- the politically charged rhetoric has contaminated academic climate research and the institutions that support climate research, so that individuals and institutions have become advocates; scientists with a perspective that is not consistent with the consensus are at best marginalized (difficult to obtain funding and get papers published by ‘gatekeeping’ journal editors) or at worst ostracized by labels of ‘denier’ or ‘heretic.’
- decision makers needing regionally specific climate change information are being provided by the climate community with either nothing or potentially misleading predictions from climate models…
How and why did we land between a rock and a hard place on the climate change issue? There are probably many contributing reasons, but the most fundamental and profound reason is arguably that both the problem and solution were vastly oversimplified back in 1990 by the UNFCCC/IPCC, where the[y] framed both the problem and the solution as irreducibly global. This framing was locked in by a self-reinforcing consensus-seeking approach to the science and a ‘speaking consensus to power’ approach for decision making that pointed to only one possible course of policy action – radical emissions reductions. The climate community has worked for more than 20 years to establish a scientific consensus on anthropogenic climate change. The IPCC consensus building process played a useful role in the early synthesis of the scientific knowledge. However, the ongoing scientific consensus seeking process has had the unintended consequence of oversimplifying both the problem and its solution and hyper-politicizing both, introducing biases into the both the science and related decision making processes.
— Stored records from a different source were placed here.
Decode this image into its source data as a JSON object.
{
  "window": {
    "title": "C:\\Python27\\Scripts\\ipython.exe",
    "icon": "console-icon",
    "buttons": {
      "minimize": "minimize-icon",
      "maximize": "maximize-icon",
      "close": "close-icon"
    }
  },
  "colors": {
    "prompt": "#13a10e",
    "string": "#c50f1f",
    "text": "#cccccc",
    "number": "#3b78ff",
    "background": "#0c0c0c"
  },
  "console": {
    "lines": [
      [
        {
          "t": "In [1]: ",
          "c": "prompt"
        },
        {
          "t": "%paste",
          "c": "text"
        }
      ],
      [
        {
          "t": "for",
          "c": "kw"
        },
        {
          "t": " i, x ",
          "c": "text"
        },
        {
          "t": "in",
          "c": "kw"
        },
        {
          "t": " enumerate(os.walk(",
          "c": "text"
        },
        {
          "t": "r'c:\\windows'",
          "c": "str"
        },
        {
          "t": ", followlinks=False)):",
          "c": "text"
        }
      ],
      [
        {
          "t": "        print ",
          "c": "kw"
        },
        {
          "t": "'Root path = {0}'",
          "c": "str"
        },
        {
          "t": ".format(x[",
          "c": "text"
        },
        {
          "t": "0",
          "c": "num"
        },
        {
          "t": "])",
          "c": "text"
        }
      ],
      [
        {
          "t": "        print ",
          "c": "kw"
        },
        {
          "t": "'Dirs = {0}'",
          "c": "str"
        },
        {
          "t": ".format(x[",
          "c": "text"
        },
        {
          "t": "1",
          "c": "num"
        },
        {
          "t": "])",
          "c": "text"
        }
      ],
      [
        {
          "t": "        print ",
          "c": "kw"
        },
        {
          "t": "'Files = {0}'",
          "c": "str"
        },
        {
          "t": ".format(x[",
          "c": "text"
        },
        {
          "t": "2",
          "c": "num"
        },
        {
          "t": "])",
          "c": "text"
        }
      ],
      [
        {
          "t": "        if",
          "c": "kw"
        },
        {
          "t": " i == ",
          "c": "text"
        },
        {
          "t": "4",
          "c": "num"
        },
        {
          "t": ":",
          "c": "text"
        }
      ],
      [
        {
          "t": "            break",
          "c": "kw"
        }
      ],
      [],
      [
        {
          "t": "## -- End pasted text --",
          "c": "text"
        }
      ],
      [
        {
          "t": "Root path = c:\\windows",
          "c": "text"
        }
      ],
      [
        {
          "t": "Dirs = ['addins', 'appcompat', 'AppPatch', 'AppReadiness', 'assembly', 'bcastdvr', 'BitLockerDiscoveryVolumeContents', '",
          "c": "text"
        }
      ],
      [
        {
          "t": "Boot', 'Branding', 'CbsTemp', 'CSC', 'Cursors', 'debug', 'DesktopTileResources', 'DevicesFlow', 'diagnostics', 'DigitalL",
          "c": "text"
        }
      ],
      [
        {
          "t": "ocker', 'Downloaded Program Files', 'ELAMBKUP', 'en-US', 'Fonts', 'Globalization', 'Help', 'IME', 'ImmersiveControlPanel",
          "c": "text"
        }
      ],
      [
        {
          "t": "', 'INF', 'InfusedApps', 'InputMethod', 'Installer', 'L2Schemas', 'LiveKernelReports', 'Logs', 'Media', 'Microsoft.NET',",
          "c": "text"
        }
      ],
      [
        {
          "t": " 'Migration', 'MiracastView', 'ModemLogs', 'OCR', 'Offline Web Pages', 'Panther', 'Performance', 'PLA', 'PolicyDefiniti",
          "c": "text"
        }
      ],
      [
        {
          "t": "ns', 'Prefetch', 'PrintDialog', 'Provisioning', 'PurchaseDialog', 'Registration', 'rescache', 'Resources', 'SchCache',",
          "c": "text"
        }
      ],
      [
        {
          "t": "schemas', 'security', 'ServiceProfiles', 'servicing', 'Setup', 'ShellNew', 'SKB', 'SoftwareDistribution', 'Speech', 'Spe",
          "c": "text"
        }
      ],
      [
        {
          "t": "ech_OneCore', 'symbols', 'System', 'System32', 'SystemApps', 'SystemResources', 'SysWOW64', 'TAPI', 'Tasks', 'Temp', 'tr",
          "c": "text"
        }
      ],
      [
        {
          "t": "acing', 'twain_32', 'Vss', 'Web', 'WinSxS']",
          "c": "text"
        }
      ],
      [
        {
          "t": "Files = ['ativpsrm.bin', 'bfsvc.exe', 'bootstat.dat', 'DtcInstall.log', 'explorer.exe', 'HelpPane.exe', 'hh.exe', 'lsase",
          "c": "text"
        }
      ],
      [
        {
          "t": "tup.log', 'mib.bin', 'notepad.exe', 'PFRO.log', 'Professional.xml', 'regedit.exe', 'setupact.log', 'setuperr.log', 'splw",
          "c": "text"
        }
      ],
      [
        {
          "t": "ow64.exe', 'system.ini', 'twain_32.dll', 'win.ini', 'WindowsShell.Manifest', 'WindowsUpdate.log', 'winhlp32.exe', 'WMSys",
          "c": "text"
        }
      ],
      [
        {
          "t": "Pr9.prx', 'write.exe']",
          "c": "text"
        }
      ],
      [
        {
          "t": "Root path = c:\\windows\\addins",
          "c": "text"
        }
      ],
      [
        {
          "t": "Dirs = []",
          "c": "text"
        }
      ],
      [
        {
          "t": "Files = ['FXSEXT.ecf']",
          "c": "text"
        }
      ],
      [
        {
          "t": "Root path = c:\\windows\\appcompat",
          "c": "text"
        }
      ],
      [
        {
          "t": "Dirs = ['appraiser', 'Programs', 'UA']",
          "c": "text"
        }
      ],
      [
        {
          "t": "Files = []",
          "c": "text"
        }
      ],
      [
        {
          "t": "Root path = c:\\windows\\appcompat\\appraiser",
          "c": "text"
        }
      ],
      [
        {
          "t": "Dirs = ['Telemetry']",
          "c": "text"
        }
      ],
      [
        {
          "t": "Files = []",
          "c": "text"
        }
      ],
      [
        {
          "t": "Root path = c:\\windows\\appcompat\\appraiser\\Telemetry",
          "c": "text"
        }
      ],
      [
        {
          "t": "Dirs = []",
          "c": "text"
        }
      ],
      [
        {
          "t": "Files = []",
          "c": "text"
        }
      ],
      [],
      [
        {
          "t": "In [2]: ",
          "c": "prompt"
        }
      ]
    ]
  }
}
What does she think should happen?
The diagnosis of paradigm paralysis seems fatal in the case of the IPCC, given the widespread nature of the infection and intrinsic motivated reasoning. We need to put down the IPCC as soon as possible – not to protect the patient who seems to be thriving in its own little cocoon, but for the sake of the rest of us whom it is trying to infect with its disease. Fortunately much of the population seems to be immune, but some governments seem highly susceptible to the disease. However, the precautionary principle demands that we not take any risks here, and hence the IPCC should be put down.